Likeness Thought To Be From Life

Probably the most cherished possession relative to Patrick Henry now owned by this vivacious great-granddaughter is a photograph of the miniature which is thought to be the only likeness of the famous orator made from life. It is included in a picture of three mementos. The other two are a bracelet made of his hair and a plate etched with a picture of the Red Hill house. This miniature came to light only about 20 years ago and was unknown to William Wirt Henry when he wrote his biography of his grandmother.

The news of its existence came to Mrs. Harrison through the Anderson Galleries in New York, the curator of which asked her if she could guarantee the authenticity of a miniature of Henry which had been sent there by a Mrs. Johnson of Lexington, Ky.

Mrs. Harrison immediately wrote to Mrs. Johnson, asking its history. She replied by sending the photograph of the three mementoes, and said that she had inherited these three relics from her great-grandfather, Samuel Meredith II, son of Samuel Meredith I, who had married a sister of Patrick Henry, to whom they had been sent at Henry's death.

This miniature was the model used by Keck for his beautiful head of Patrick Henry in the Hall of Fame. Mrs. Harrison asserts that it is without doubt an authentic picture. She has no idea what has become of the original, but thinks it probable that the Anderson Galleries have a record of it. Close by is a photograph of the portrait by Sully done about 1810 from a miniature given by Mr. Henry to his half-brother, Syme. It is understood that the famous painter was aided by suggestions from contemporaries, especially in regard to coloring and dress. He never saw Patrick Henry.

"A few years ago a copy of this miniature was brought out in one of the Richmond papers," Mrs. Harrison said in commenting on it. "That is the only copy which I have ever seen, and I was horribly disappointed in it. It showed the kind of man that in Virginia is called a Ôclodhopper.' It lacked all grace and had no dramatic force nor fire of eloquence. I wondered how Sully could have made his fine portrait from such a model. This is the miniature which was supposed to have been painted by a French artist, who heard Henry debate the British war debt case. But I could see no trace of French art in it."

The proportions of the estate and of the grounds surrounding the old house indicate that life must have been easy and servants many at Red Hill when its distinguished master held away over the vast land.

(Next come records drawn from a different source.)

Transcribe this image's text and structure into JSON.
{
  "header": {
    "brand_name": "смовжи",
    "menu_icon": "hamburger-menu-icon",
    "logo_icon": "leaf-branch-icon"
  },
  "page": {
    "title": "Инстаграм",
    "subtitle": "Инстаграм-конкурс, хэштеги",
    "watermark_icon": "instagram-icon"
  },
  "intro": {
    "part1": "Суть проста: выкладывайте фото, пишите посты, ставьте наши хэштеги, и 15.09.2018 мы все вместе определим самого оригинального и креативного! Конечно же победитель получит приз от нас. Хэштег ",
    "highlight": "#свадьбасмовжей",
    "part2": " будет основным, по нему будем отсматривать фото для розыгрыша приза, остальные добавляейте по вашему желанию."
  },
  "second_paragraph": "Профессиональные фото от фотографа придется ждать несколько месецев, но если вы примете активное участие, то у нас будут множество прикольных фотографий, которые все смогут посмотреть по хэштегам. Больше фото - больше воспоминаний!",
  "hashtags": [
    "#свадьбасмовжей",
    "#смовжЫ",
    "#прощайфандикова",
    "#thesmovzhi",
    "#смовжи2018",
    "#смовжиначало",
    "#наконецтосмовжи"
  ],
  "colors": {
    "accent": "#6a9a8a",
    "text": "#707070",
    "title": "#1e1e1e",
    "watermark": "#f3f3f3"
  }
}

There is an old tale which declares that as the kitchen was a little farther from the house than customary with old Virginia places, a young Negro was put on a horse to carry, shuttle fashion, all the food to and from the table. Don't let the practical thought that he must have been something of an acrobat spoil a good story.

Whether or not the horse and shuttle yarn is true, it is safe to say that those waffles and that fried chicken and batter-bread were hot when they reached Marse Patrick's table. And how many chickens and how much hot bread must have been consumed by all those young Henrys, not to mention the guests!

Mrs. Harrison says that it is not an unmixed blessing to own a famous estate and live there. Tourists appear at all times and in all seasons from every side of the house. They come determined to see, and many just will not withdraw until that doubtful ambition has been realized. Not long ago a gentleman appeared, and not at the front door. When he was courteously informed that the house was not open to the public, he replied that general rules did not apply to him as he was a member of the Legislature in a distant State. Mrs. Harrison told her uninvited visitor that solons were shown no preference. So the would-be sightseer departed reluctantly and not very happily.

How long it will be before the Government takes over Red Hill is not known. But whenever that day comes, Mrs. Harrison will experience a keen feeling of regret in seeing the old place go out of the Henry family. But the certain knowledge that it will be kept in perfect condition for all time, and that it will become accessible to the entire nation will, of course, largely compensate for the loss. It will always be a quiet spot, undisturbed by the rush of modern traffic, for it is several miles off the highway and the birds and the whip-poor-wills will ever find a refuge there.